Interviewer
At the summit, an entire presentation was dedicated to ‘migralepsy.’ Please define migralepsy and discuss its pathophysiology and clinical significance.

Dr. Ramadan
The condition of migralepsy is considered controversial. Migralepsy is a rare syndrome in which an individual has a migraine attack with aura and within one hour of migraine onset, a seizure will follow. These events lead to the assumption that migraine and epilepsy may be sharing common features or pathways or at very least, beg the question: Does onset of migraine lower the threshold for seizure? Migraine and epilepsy appear to have a bidirectional relationship, yet migraine is more common in people diagnosed with epilepsy, while epilepsy is seen less frequently in people diagnosed with migraine with aura. Others believe that both migraine and epilepsy are distinct and unique conditions without shared pathophysiology.

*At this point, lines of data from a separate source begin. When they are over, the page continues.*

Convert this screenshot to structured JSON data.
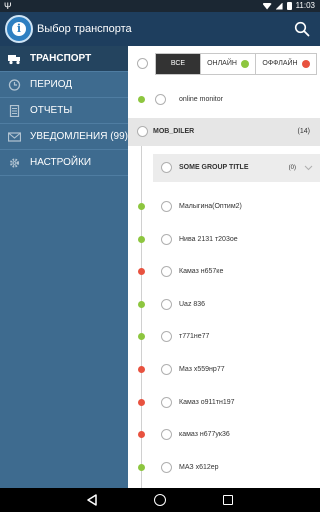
{
  "status_bar": {
    "left_icon": "usb-icon",
    "time": "11:03"
  },
  "action_bar": {
    "title": "Выбор транспорта",
    "logo_letter": "i",
    "search_icon": "search-icon"
  },
  "sidebar": {
    "items": [
      {
        "label": "ТРАНСПОРТ",
        "icon": "truck-icon",
        "active": true
      },
      {
        "label": "ПЕРИОД",
        "icon": "clock-icon",
        "active": false
      },
      {
        "label": "ОТЧЕТЫ",
        "icon": "document-icon",
        "active": false
      },
      {
        "label": "УВЕДОМЛЕНИЯ (99)",
        "icon": "envelope-icon",
        "active": false
      },
      {
        "label": "НАСТРОЙКИ",
        "icon": "gear-icon",
        "active": false
      }
    ]
  },
  "filter": {
    "all_label": "ВСЕ",
    "online_label": "ОНЛАЙН",
    "offline_label": "ОФФЛАЙН",
    "selected": "ВСЕ"
  },
  "colors": {
    "online": "#8dc63f",
    "offline": "#e8523f",
    "accent": "#1e3e5e"
  },
  "online_monitor": {
    "label": "online monitor",
    "status": "online"
  },
  "group": {
    "name": "MOB_DILER",
    "count": "(14)"
  },
  "subgroup": {
    "name": "SOME GROUP TITLE",
    "count": "(0)"
  },
  "vehicles": [
    {
      "label": "Малыгина(Оптим2)",
      "status": "online"
    },
    {
      "label": "Нива 2131 т203ое",
      "status": "online"
    },
    {
      "label": "Камаз н657ке",
      "status": "offline"
    },
    {
      "label": "Uaz 836",
      "status": "online"
    },
    {
      "label": "т771не77",
      "status": "online"
    },
    {
      "label": "Маз х559нр77",
      "status": "offline"
    },
    {
      "label": "Камаз о911тн197",
      "status": "offline"
    },
    {
      "label": "камаз н677ук36",
      "status": "offline"
    },
    {
      "label": "МАЗ х612ер",
      "status": "online"
    }
  ]
}
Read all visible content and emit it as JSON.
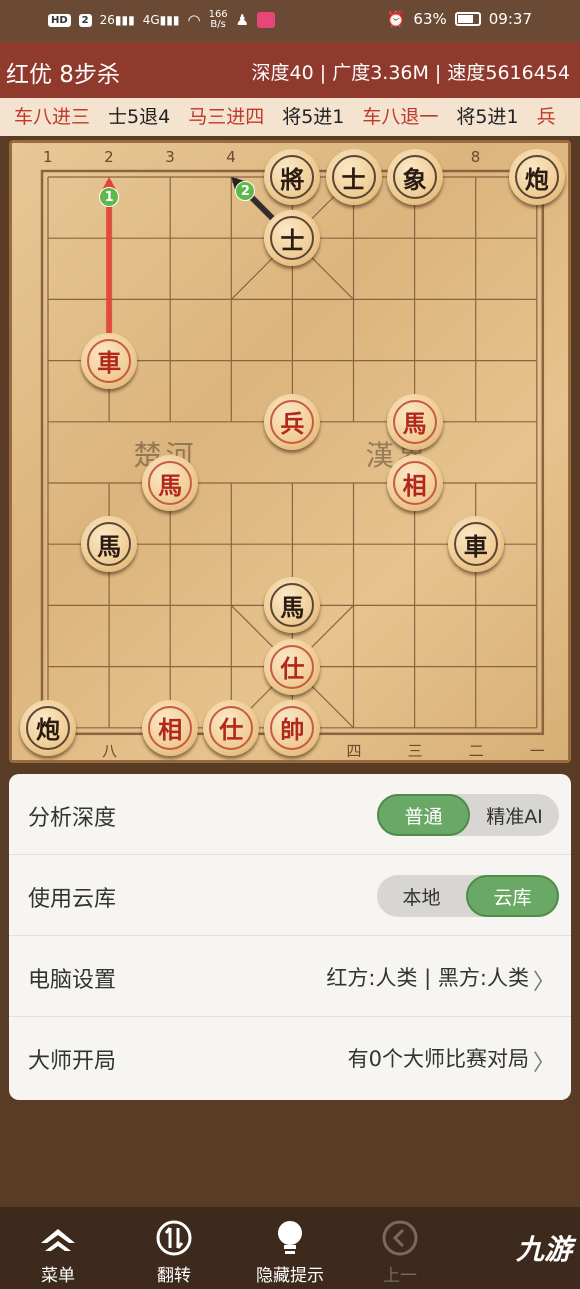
{
  "status": {
    "left_chips": [
      "HD",
      "2"
    ],
    "signal_1": "26",
    "signal_2": "4G",
    "net_speed_value": "166",
    "net_speed_unit": "B/s",
    "battery": "63%",
    "time": "09:37"
  },
  "title": {
    "left": "红优 8步杀",
    "right": "深度40 | 广度3.36M | 速度5616454"
  },
  "moves": [
    {
      "text": "车八进三",
      "side": "red"
    },
    {
      "text": "士5退4",
      "side": "black"
    },
    {
      "text": "马三进四",
      "side": "red"
    },
    {
      "text": "将5进1",
      "side": "black"
    },
    {
      "text": "车八退一",
      "side": "red"
    },
    {
      "text": "将5进1",
      "side": "black"
    },
    {
      "text": "兵",
      "side": "red"
    }
  ],
  "board": {
    "top_numbers": [
      "1",
      "2",
      "3",
      "4",
      "8"
    ],
    "bottom_numbers": [
      "八",
      "四",
      "三",
      "二",
      "一"
    ],
    "river_left": "楚河",
    "river_right": "漢界",
    "pieces": [
      {
        "char": "將",
        "side": "black",
        "file": 4,
        "rank": 0
      },
      {
        "char": "士",
        "side": "black",
        "file": 5,
        "rank": 0
      },
      {
        "char": "象",
        "side": "black",
        "file": 6,
        "rank": 0
      },
      {
        "char": "炮",
        "side": "black",
        "file": 8,
        "rank": 0
      },
      {
        "char": "士",
        "side": "black",
        "file": 4,
        "rank": 1
      },
      {
        "char": "車",
        "side": "red",
        "file": 1,
        "rank": 3
      },
      {
        "char": "兵",
        "side": "red",
        "file": 4,
        "rank": 4
      },
      {
        "char": "馬",
        "side": "red",
        "file": 6,
        "rank": 4
      },
      {
        "char": "馬",
        "side": "red",
        "file": 2,
        "rank": 5
      },
      {
        "char": "相",
        "side": "red",
        "file": 6,
        "rank": 5
      },
      {
        "char": "馬",
        "side": "black",
        "file": 1,
        "rank": 6
      },
      {
        "char": "車",
        "side": "black",
        "file": 7,
        "rank": 6
      },
      {
        "char": "馬",
        "side": "black",
        "file": 4,
        "rank": 7
      },
      {
        "char": "仕",
        "side": "red",
        "file": 4,
        "rank": 8
      },
      {
        "char": "炮",
        "side": "black",
        "file": 0,
        "rank": 9
      },
      {
        "char": "相",
        "side": "red",
        "file": 2,
        "rank": 9
      },
      {
        "char": "仕",
        "side": "red",
        "file": 3,
        "rank": 9
      },
      {
        "char": "帥",
        "side": "red",
        "file": 4,
        "rank": 9
      }
    ],
    "arrows": [
      {
        "label": "1",
        "color": "#e0453a",
        "from": [
          1,
          3
        ],
        "to": [
          1,
          0
        ]
      },
      {
        "label": "2",
        "color": "#222222",
        "from": [
          4,
          1
        ],
        "to": [
          3,
          0
        ]
      }
    ]
  },
  "settings": {
    "depth_label": "分析深度",
    "depth_options": [
      "普通",
      "精准AI"
    ],
    "depth_selected": 0,
    "cloud_label": "使用云库",
    "cloud_options": [
      "本地",
      "云库"
    ],
    "cloud_selected": 1,
    "computer_label": "电脑设置",
    "computer_value": "红方:人类 | 黑方:人类",
    "master_label": "大师开局",
    "master_value": "有0个大师比赛对局"
  },
  "nav": {
    "menu": "菜单",
    "flip": "翻转",
    "hide_hint": "隐藏提示",
    "prev": "上一"
  },
  "watermark": "九游"
}
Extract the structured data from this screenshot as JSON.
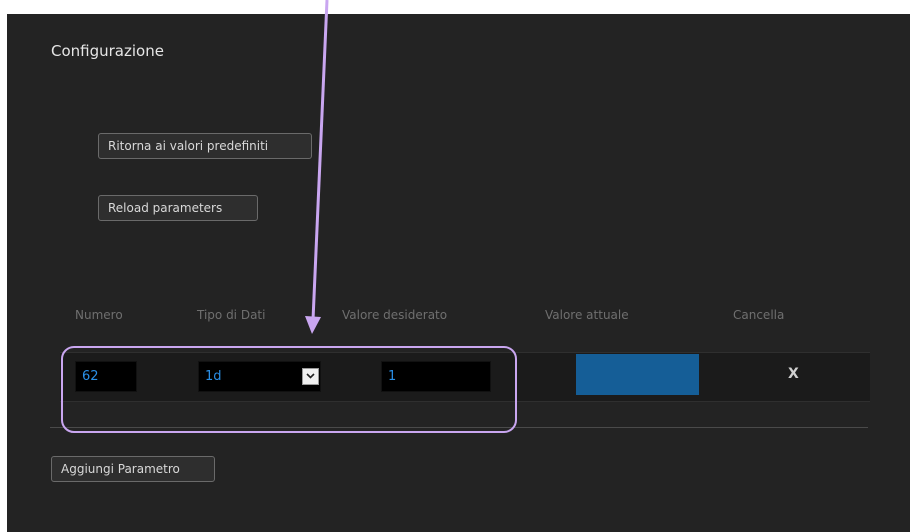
{
  "page": {
    "title": "Configurazione"
  },
  "buttons": {
    "reset_defaults": "Ritorna ai valori predefiniti",
    "reload_parameters": "Reload parameters",
    "add_parameter": "Aggiungi Parametro"
  },
  "table": {
    "headers": [
      "Numero",
      "Tipo di Dati",
      "Valore desiderato",
      "Valore attuale",
      "Cancella"
    ],
    "rows": [
      {
        "numero": "62",
        "tipo": "1d",
        "valore_desiderato": "1",
        "valore_attuale": "",
        "cancella": "X"
      }
    ]
  },
  "colors": {
    "panel_bg": "#232323",
    "input_text": "#2a8fe6",
    "value_bar": "#155e97",
    "annotation": "#c9a6f0"
  },
  "icons": {
    "dropdown": "chevron-down-icon",
    "delete": "close-icon"
  }
}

The important message to clinicians is be aware of these two comorbid conditions. If the patient presents with signs and symptoms that overlap both disorders, be sure to assess the patient for both conditions. Try not to favor the more serious of the two, the epilepsy, while ignoring the migraine syndrome. Selection of the safest and most effective treatment strategy will be based on the presence or absence of both conditions.

Interviewer
Most drugs for migraine prevention work by inhibiting the function of ion channels. What was reported at Summit 7 in regard to ionopathies?

Dr. Ramadan
Dr. Daniela Pietrobon presented results from a study conducted by her team at the University of Padova in Italy. They based their study on previous research that showed mice that carry the FHM1 mutation are more susceptible to cortical spreading depression.

Dr. Pietrobon reported that she and her colleagues found that calcium influx and subsequent glutamate release at cortical pyramidal cell synapses were increased in mice with the FHM1 mutation. Glutamate is the most common excitatory neurotransmitter in the brain, and in the experiments, induction and propagation of cortical spreading depression of the FHM mice population was completely eliminated when glutamate release was decreased to control levels. Of interest, despite enhanced excitatory neurotransmission, inhibitory neurotransmission was not altered. The synapse-specific effect of FHM1 mutations points to disruption of the balance between excitation and inhibition. It suggests neuronal hyperactivity as the causative agent that triggers cortical spreading depression which ultimately leads to migraine with aura.

These findings prompt interest in being able to modulate and control the activities at the synapse in order to maintain glutamate levels to inhibit excitation and reduce initiation of cortical spreading depression to control migraine. Proteomic research will focus on other ion channels, specifically sodium and potassium, to determine common and underlying mechanisms in regard to not only glutamatergic receptors, but GABAergic and vanilloid receptors and, as mentioned, taking a focused look at different proinflammatory cytokines, including IL-6 or TNF.

Interviewer
Dr. Ramadan, thank you for your time today to discuss Summit 7. We appreciate your expert insight.

Dr. Ramadan
You are most welcome!

*Normal cerebral blood flow values are 50 to 54 milliliters (mL) of blood per 100 grams of brain tissue per minute, hypoperfusion values fall somewhere in the 20 mL/100 grams range and in ischemia, the range is significantly reduced, with cerebral blood flow decreased to between 5 to 10 mL of blood per 100 grams of brain tissue per minute.

Last Updated on Monday, 08 February 2010 11:38